Castro is just 25, but we seem to forget that because he seems to have been around forever. Baez is 22. We aren’t talking an “over-the-hill” player against the future. Castro has proven it at the Major League level, while Baez has not. At this point, Baez falls into that “AAAA” category (can destroy the minors, but not at the big league level).

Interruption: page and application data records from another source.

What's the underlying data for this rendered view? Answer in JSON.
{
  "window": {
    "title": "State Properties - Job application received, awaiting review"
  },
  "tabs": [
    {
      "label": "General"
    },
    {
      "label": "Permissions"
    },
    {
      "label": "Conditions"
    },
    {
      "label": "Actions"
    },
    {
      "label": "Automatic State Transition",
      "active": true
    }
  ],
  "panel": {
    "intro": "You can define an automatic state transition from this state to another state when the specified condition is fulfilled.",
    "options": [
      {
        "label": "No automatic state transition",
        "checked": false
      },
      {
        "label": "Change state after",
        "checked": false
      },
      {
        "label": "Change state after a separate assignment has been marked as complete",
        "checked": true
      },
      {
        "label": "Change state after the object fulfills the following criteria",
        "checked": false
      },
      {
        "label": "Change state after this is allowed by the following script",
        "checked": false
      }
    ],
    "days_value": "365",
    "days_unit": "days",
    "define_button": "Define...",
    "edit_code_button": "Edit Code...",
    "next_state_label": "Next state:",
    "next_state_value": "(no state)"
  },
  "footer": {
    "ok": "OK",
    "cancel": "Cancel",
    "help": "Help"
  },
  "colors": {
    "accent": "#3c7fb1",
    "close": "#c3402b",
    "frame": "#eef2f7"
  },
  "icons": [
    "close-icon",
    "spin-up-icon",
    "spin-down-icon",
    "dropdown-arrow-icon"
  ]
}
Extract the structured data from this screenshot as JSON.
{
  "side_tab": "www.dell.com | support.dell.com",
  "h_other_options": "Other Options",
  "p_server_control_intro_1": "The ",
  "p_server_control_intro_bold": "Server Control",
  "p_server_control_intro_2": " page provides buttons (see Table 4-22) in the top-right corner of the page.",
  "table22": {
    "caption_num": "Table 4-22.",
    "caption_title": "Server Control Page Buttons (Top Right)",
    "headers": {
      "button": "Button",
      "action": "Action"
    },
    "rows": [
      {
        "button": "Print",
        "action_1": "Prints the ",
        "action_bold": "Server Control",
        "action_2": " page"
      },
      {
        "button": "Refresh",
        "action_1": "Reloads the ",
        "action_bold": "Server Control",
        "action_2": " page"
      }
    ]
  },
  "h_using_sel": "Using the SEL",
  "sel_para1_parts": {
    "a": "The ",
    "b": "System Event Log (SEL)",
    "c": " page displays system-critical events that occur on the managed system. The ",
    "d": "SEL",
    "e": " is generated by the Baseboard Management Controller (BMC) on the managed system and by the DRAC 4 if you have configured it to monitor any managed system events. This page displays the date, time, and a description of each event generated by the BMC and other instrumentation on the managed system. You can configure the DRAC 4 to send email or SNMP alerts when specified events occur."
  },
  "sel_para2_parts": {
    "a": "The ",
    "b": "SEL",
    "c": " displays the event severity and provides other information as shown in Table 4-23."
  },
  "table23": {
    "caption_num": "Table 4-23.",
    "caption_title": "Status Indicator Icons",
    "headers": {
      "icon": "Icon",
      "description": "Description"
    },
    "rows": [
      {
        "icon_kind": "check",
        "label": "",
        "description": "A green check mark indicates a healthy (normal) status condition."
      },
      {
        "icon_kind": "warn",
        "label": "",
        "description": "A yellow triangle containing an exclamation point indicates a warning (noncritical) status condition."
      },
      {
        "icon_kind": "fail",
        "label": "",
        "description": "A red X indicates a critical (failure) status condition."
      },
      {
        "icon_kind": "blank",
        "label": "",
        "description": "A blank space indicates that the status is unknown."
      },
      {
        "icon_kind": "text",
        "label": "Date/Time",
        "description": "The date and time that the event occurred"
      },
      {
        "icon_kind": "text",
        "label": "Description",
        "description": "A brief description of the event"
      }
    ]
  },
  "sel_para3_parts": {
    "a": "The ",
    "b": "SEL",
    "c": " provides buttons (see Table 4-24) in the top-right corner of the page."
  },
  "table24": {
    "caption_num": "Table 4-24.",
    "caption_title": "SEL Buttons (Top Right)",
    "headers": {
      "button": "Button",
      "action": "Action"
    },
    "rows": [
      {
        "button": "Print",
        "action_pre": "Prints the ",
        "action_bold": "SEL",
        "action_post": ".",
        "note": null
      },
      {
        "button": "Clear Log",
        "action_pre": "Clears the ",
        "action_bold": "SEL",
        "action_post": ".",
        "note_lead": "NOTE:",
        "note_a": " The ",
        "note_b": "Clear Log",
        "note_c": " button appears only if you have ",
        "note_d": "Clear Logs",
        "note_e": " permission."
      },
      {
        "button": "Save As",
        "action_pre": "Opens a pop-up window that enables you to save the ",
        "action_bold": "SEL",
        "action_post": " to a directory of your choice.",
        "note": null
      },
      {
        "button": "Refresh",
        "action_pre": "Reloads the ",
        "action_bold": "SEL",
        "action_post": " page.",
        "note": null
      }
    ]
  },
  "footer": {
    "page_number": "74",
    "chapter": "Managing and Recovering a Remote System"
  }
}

For the sake of the Cubs franchise, I hope when Baez makes his return that he is successful. Would I be open to see Castro traded if Baez had extended success in Chicago? Yes. But until then, Castro and Russell remain the best options in the middle infield for the Cubs, even if they do need to be switched.